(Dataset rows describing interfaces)
»»

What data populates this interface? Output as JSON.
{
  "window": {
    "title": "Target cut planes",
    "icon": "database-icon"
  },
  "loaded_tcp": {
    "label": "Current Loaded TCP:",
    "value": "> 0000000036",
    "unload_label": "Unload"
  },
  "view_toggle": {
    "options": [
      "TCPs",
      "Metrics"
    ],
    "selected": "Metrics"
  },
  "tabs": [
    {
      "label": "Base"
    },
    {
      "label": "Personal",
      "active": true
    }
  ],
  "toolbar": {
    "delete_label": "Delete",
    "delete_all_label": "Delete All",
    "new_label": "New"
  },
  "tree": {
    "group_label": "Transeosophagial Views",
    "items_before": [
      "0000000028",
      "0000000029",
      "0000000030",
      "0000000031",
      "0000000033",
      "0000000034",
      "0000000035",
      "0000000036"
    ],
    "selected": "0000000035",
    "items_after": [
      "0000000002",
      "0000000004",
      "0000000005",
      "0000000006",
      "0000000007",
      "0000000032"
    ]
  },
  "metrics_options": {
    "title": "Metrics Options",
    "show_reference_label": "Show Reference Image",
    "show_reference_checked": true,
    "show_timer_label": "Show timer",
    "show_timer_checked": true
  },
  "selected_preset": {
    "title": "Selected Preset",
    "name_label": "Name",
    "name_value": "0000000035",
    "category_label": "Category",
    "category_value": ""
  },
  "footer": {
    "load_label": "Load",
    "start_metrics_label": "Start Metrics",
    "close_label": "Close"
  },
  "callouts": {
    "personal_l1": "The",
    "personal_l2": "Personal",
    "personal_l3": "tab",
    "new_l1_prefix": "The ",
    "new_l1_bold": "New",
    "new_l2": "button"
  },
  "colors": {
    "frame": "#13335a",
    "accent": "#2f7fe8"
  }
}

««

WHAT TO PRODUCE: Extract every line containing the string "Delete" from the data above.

ANSWER SECTION:
    "delete_label": "Delete",
    "delete_all_label": "Delete All",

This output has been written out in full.